A second bullet was also allegedly found while the body was being prepared for autopsy. A doctor and close friend of Huey's allegedly approached the mortician and asked him to step away from the body. The friend pulled another bullet out of the body that would have been a .45 caliber bullet. This also would not have come from Weiss's gun.
Reed also believes that Weiss would not have been able to enter the Capitol with a gun. On the night of the shooting, Weiss's brother and cousin came to the building and found his car in the parking lot. Realizing that it was locked, they went back to get the keys. When they returned, they found that it had been moved to another spot. When they opened the car, the gun was missing and his bag was apparently rifled through.
A security guard at that Capitol claimed that someone, not Weiss, moved his car that night. One of Huey's guards claimed that he believed Weiss's gun was planted with his body. Reed believes that due to the guards' lack of training, they mistakenly believed Weiss had a gun and shot him. When they realized their mistake, they went out to his car, took his gun, and planted it on him.
Reed learned that Huey apparently had a busted lip when he entered the surgeon's room. When asked about it, he claimed "that's where he hit me". One witness claimed that he meant that Weiss hit him in the face with his fist.
For years, it was difficult for anyone to investigate the case. Several investigative files, along with Weiss's gun, were lost or misplaced. In 1987, forensic expert James Starrs began to investigate the case, hoping to find the lost evidence. He looked into the police investigators from 1935, focusing on the then-chief of police, Louis F. Guerre. One of Starrs's investigators found Guerre's will. In the will, there was a list that mentioned miscellaneous police files. More importantly, another list in the will mentioned Carl Weiss's gun. It was traced to a safety deposit box in New Orleans, where it was in the possession of Guerre's daughter.

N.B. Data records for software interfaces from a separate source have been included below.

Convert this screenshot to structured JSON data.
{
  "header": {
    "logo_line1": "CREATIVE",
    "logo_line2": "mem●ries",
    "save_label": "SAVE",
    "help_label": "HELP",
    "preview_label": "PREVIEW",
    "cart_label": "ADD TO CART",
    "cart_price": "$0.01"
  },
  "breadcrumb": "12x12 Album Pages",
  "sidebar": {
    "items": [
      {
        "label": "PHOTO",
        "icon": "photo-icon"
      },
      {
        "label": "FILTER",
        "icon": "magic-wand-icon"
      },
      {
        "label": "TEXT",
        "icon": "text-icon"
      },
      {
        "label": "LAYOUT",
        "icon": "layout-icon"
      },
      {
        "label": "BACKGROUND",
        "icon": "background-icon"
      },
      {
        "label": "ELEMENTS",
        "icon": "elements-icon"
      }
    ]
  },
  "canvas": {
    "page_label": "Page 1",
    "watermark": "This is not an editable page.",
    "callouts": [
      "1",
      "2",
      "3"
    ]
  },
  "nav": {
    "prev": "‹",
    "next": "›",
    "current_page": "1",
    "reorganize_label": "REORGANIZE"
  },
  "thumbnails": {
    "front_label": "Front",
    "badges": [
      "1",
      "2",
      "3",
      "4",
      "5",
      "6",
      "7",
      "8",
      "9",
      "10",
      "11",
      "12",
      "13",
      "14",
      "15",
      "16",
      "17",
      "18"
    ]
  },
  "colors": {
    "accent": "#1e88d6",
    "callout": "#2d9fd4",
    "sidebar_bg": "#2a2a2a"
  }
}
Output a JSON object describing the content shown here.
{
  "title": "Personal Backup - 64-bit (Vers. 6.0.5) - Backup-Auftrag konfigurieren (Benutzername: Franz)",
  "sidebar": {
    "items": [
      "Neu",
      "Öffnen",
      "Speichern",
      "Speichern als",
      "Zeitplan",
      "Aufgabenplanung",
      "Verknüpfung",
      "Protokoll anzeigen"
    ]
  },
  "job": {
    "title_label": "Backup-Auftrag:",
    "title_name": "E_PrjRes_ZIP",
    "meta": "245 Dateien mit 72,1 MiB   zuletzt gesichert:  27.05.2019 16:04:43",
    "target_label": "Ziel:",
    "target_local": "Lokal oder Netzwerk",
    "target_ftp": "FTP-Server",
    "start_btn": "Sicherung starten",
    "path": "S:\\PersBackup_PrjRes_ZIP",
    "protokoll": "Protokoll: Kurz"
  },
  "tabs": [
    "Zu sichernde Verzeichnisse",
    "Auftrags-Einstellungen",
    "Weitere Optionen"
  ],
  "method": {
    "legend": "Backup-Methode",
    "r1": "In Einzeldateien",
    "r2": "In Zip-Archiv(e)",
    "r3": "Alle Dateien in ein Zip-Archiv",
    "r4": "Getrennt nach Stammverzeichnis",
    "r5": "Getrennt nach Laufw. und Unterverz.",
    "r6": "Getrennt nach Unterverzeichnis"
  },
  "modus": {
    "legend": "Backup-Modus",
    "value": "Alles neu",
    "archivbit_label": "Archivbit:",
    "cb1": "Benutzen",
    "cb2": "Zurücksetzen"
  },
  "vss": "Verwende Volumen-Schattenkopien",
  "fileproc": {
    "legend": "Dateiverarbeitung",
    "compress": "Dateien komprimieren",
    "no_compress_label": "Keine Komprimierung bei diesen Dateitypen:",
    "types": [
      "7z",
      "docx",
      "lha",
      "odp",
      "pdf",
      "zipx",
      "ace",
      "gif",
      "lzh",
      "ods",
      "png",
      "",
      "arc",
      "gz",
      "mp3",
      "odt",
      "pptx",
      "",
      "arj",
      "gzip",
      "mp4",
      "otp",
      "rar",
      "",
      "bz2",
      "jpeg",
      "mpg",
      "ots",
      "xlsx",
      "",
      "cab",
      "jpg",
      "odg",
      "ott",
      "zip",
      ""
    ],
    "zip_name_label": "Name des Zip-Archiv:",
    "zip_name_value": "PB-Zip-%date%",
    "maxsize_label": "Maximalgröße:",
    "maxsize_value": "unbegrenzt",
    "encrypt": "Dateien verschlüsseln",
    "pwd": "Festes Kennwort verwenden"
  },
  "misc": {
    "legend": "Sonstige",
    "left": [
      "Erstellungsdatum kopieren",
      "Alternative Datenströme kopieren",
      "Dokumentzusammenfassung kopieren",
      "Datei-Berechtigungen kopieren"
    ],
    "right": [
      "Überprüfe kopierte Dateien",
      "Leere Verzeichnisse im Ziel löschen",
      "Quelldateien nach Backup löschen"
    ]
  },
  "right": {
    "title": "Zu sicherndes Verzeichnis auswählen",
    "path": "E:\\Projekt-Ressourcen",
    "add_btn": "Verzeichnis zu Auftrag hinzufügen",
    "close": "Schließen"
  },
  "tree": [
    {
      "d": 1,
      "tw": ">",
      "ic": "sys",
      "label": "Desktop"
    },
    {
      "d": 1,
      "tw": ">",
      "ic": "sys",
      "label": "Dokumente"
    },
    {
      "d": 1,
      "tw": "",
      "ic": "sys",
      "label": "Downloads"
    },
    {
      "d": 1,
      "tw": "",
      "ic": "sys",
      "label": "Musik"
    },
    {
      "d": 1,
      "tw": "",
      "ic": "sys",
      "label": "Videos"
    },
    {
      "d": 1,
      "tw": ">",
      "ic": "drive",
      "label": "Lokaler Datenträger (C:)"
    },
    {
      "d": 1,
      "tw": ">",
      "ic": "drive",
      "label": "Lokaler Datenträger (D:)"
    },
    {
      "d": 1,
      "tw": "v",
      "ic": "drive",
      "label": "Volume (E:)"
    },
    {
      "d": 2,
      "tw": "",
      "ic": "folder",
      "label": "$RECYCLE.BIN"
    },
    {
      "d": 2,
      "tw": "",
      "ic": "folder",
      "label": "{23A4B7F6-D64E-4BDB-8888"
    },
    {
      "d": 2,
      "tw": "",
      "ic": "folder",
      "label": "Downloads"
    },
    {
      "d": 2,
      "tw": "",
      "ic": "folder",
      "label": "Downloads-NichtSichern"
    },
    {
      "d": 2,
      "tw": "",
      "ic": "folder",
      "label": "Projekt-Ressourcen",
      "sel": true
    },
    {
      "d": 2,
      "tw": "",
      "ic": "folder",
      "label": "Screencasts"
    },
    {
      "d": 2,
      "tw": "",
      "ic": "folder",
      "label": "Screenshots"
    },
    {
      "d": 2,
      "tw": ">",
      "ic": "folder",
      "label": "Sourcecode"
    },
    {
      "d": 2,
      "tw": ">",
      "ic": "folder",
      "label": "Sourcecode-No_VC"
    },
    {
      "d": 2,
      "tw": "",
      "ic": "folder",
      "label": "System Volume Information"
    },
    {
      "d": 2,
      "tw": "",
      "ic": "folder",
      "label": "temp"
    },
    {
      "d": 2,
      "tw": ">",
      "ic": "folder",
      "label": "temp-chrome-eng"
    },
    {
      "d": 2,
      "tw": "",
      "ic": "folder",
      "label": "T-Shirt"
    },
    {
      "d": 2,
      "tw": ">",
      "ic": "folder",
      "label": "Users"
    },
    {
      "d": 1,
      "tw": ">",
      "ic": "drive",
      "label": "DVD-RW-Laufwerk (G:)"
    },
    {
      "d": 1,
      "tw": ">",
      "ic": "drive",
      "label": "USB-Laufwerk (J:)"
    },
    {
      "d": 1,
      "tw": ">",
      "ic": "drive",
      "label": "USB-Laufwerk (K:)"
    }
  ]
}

Along with the gun, there were several unused .32 caliber bullets and a spent .32 slug. At first, it was assumed that the slug was from the bullet that killed Huey. However, ballistics tests conducted by the police determined that the slug had not come from Weiss's gun.
However, the Louisiana State Police still holds the position that Dr. Carl Weiss was the assassin. The Weiss family, on the other hand, wants Carl's name cleared, certain that Huey was shot by his own bodyguards.
Extra Notes: This case first aired on the September 30, 1992 episode.
Results: Unresolved. After the broadcast, a former superintendent of the Louisiana State Police, Francis Grevemberg, came forward, claiming that Huey was indeed killed by his bodyguards. Grevemberg claimed that he was told by two eyewitness state troopers that Dr. Weiss was unarmed when Huey was shot. The troopers claimed that the bodyguards did accidentally shoot Huey and plant a gun with Weiss. Grevemberg claimed that he did not come forward until forty years later because the Louisiana State legislature was filled with pro-Long politicians who would not believe the story or support an inquiry.
In research unavailable to the public, it has been revealed that Senator Long had a life insurance policy of $10,000. The policy would double if he died by accident. The Long family was awarded $20,000. After Long died, the insurance company hired a private investigator to look into the matter. In 1936, the investigator concluded that Senator Huey Long was fatally shot accidentally by his bodyguards.
However, the debate still remains as to what really happened to Huey Long on the night he was shot.